  • Mix the batter until there are no lumps of cream cheese. If your cream cheese and eggs are warm, they will come together better, without getting lumpy
  • Since there is a bit of beating going on, don't try this unless you have an electric mixer. Your arms are going to be exhausted getting this together otherwise.
Cheesecake Cupcakes
(makes 9)

12 oz. cream cheese, at room temperature
2 ½ large eggs, at room temperature (½ an egg  is 1 ½ Tablespoons. Beat an egg then measure what you need.)
½ cup sugar
½ teaspoon vanilla extract

3 Tablespoons sour cream
1 teaspoon sugar
⅛ teaspoon vanilla extract

Preheat oven to 300° F.

Line 9 regular sized muffin cups with cupcake liners.

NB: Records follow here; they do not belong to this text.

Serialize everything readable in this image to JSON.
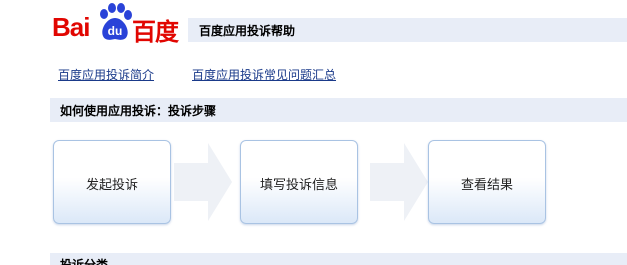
{
  "logo": {
    "text_bai": "Bai",
    "text_du": "du",
    "text_cn": "百度"
  },
  "header": {
    "title": "百度应用投诉帮助"
  },
  "links": [
    {
      "label": "百度应用投诉简介"
    },
    {
      "label": "百度应用投诉常见问题汇总"
    }
  ],
  "section": {
    "title": "如何使用应用投诉：投诉步骤"
  },
  "steps": [
    {
      "label": "发起投诉"
    },
    {
      "label": "填写投诉信息"
    },
    {
      "label": "查看结果"
    }
  ],
  "section2": {
    "title": "投诉分类"
  },
  "colors": {
    "brand_red": "#e10601",
    "brand_blue": "#2a43d8",
    "bar_bg": "#e8edf7",
    "link": "#1a3a8a"
  },
  "icons": {
    "logo_paw": "paw-icon",
    "step_arrow": "arrow-right-icon"
  }
}
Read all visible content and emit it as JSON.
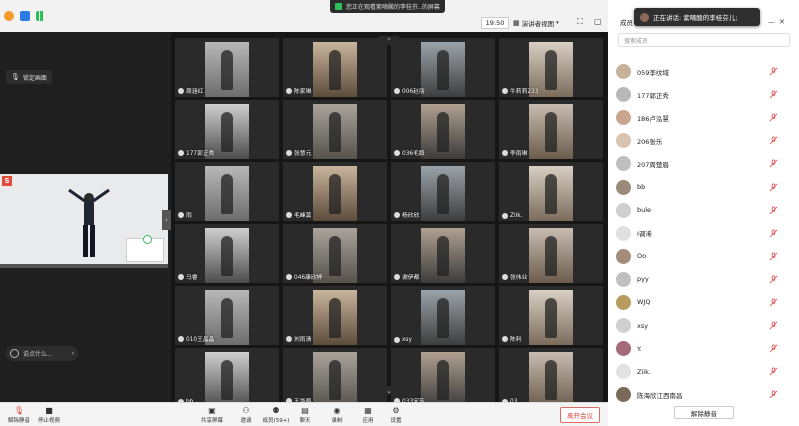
{
  "window": {
    "share_banner": "您正在观看紫嘀酸的李桂芬..的屏幕",
    "clock": "19:50",
    "view_mode": "演讲者视图",
    "members_top": "成员",
    "speaking_now": "正在讲话: 紫嘀酸的李桂芬儿;"
  },
  "left": {
    "camera_tag": "锁定画面",
    "chat_placeholder": "说点什么...",
    "main_badge": "S",
    "collapse_glyph": "›"
  },
  "grid": {
    "up_arrow": "⌃",
    "down_arrow": "⌄",
    "tiles": [
      {
        "name": "周涵红"
      },
      {
        "name": "陈家琳"
      },
      {
        "name": "006赵丽"
      },
      {
        "name": "牛莉莉233"
      },
      {
        "name": "177郭正秀"
      },
      {
        "name": "张慧元"
      },
      {
        "name": "036毛毅"
      },
      {
        "name": "李雨琳"
      },
      {
        "name": "雨"
      },
      {
        "name": "毛峰莫"
      },
      {
        "name": "杨欣欣"
      },
      {
        "name": "Ziik."
      },
      {
        "name": "马睿"
      },
      {
        "name": "046康欣婷"
      },
      {
        "name": "谢伊都"
      },
      {
        "name": "张伟业"
      },
      {
        "name": "010王晶晶"
      },
      {
        "name": "刘雨清"
      },
      {
        "name": "xsy"
      },
      {
        "name": "陈利"
      },
      {
        "name": "bb"
      },
      {
        "name": "王华爵"
      },
      {
        "name": "033宋芳"
      },
      {
        "name": "03"
      }
    ]
  },
  "toolbar": {
    "mute": "解除静音",
    "stop_video": "停止视频",
    "share_screen": "共享屏幕",
    "invite": "邀请",
    "members": "成员(59+)",
    "chat": "聊天",
    "record": "录制",
    "apps": "应用",
    "settings": "设置",
    "leave": "离开会议"
  },
  "panel": {
    "search_placeholder": "搜索成员",
    "mute_all": "解除静音",
    "members": [
      {
        "name": "059李纹域"
      },
      {
        "name": "177郭正秀"
      },
      {
        "name": "186卢泓慧"
      },
      {
        "name": "206张乐"
      },
      {
        "name": "207周楚眉"
      },
      {
        "name": "bb"
      },
      {
        "name": "bule"
      },
      {
        "name": "I调浠"
      },
      {
        "name": "Oo"
      },
      {
        "name": "pyy"
      },
      {
        "name": "WJQ"
      },
      {
        "name": "xsy"
      },
      {
        "name": "Y."
      },
      {
        "name": "Ziik."
      },
      {
        "name": "陈海欣江西南昌"
      }
    ]
  },
  "colors": {
    "accent_red": "#d9453b",
    "mute_red": "#e05a5a",
    "share_green": "#2fbf5b"
  }
}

For the filling, beat cream cheese until smooth. Beat in eggs, one at a time. Make sure egg is fully incorporated before adding another. Beat in sugar and vanilla. Divide among muffin cups (about ¼ cup per cupcake).

Bake for 45 minutes or until just set. Do not overbake! They should not brown at all. Cool for 5 minutes in the pan. Combine topping ingredients in a small bowl. Fill the depression in each cupcake (it will form while cooling) with about 1 teaspoon sour cream mixture. Bake for an additional 10 minutes.

Cool completely. Store in refrigerator. Serve chilled.